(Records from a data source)
···
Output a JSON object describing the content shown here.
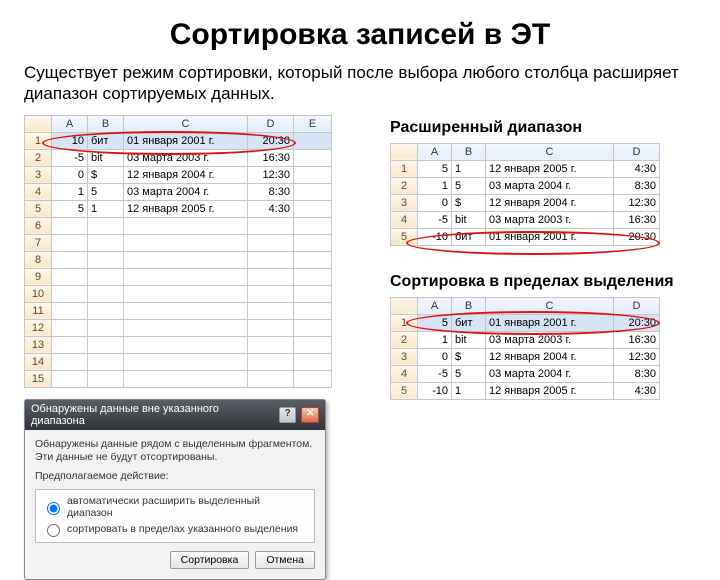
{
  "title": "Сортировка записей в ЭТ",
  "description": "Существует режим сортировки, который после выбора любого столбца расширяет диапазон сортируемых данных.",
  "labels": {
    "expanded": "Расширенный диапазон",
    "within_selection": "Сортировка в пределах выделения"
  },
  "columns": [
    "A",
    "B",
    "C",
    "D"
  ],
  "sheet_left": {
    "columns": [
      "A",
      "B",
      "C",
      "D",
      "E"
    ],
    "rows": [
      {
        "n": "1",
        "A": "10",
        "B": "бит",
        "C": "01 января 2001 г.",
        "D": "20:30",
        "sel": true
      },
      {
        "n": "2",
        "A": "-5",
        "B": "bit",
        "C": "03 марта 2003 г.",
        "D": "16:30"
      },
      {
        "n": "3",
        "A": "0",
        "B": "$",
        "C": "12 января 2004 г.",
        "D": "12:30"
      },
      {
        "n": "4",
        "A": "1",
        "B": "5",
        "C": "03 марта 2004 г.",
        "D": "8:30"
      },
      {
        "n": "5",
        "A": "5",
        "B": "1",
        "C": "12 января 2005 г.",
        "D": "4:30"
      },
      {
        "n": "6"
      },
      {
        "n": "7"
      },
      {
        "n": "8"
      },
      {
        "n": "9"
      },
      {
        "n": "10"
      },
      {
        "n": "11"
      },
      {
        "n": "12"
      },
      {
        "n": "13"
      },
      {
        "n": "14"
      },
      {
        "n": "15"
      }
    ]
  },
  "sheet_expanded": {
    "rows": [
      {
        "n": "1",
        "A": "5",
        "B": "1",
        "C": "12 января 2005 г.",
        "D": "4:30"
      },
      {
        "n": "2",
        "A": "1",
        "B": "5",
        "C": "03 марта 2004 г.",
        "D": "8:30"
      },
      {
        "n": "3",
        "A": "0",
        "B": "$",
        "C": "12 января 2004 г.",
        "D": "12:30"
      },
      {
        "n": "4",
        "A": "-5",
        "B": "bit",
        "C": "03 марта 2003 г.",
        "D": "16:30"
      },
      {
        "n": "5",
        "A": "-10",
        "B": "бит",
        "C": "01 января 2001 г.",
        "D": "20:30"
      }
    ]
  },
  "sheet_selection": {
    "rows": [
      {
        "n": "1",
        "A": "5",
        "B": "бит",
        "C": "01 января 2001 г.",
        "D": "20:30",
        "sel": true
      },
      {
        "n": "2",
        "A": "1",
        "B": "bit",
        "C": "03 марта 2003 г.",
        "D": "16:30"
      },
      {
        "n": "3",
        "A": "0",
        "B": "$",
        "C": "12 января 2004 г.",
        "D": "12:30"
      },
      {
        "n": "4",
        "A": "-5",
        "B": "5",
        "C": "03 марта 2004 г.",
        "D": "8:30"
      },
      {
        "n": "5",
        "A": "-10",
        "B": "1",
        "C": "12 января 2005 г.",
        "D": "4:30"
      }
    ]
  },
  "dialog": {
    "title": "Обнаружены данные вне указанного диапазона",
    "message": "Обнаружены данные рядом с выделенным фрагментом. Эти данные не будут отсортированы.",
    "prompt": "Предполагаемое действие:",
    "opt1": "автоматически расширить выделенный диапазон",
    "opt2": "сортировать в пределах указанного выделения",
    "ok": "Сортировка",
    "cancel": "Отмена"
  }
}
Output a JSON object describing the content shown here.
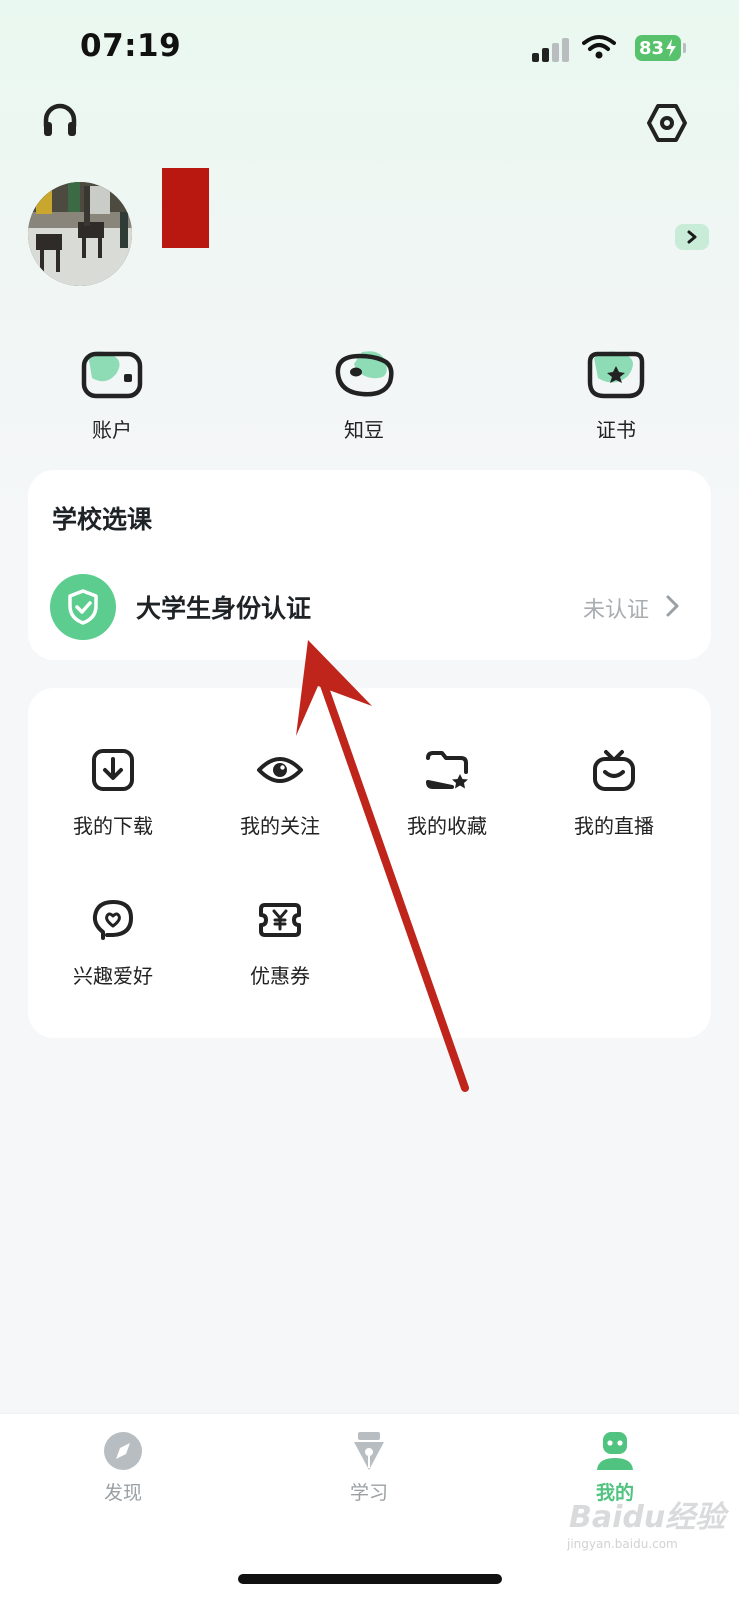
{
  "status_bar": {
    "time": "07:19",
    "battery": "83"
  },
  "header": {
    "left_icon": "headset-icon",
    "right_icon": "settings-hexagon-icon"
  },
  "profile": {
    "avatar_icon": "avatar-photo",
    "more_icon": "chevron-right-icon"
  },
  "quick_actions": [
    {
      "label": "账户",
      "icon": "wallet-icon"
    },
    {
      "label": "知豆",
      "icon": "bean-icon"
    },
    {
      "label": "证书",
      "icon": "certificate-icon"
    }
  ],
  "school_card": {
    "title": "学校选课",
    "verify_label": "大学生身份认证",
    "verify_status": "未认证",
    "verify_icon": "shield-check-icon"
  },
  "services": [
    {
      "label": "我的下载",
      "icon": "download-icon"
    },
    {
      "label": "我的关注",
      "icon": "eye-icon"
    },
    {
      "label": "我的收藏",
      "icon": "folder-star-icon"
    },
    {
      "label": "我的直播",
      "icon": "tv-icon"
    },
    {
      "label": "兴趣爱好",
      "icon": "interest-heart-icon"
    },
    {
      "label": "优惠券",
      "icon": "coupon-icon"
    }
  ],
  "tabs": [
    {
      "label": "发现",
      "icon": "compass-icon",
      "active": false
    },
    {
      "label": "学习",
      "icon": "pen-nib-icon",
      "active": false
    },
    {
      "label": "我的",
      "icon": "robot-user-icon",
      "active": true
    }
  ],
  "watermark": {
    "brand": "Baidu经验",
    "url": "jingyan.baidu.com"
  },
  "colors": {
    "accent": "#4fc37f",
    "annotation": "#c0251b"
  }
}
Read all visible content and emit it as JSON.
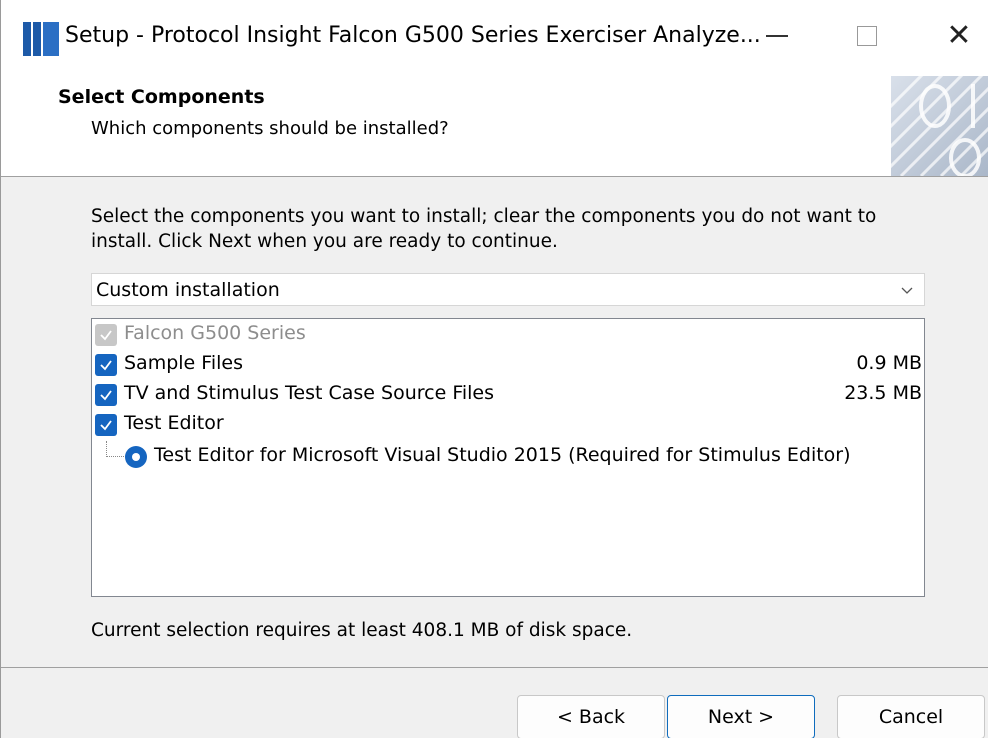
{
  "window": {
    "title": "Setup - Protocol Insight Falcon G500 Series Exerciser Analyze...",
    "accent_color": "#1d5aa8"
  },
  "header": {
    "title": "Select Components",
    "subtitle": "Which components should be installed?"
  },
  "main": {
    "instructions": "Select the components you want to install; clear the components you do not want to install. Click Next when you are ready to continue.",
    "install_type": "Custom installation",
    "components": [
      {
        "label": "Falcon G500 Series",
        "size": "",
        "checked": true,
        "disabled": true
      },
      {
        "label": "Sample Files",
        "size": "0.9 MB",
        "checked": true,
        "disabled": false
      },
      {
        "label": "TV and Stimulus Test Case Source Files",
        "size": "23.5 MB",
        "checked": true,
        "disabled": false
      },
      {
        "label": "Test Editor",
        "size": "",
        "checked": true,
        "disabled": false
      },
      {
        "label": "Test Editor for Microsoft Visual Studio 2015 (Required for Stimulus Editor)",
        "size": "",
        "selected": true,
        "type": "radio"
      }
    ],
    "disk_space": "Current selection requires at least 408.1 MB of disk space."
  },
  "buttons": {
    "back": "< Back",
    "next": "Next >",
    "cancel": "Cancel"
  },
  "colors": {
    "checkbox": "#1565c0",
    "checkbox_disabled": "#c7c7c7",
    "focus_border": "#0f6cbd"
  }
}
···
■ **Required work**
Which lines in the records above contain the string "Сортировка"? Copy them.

■ **Response**
  "title": "Сортировка записей в ЭТ",
    "within_selection": "Сортировка в пределах выделения"
    "ok": "Сортировка",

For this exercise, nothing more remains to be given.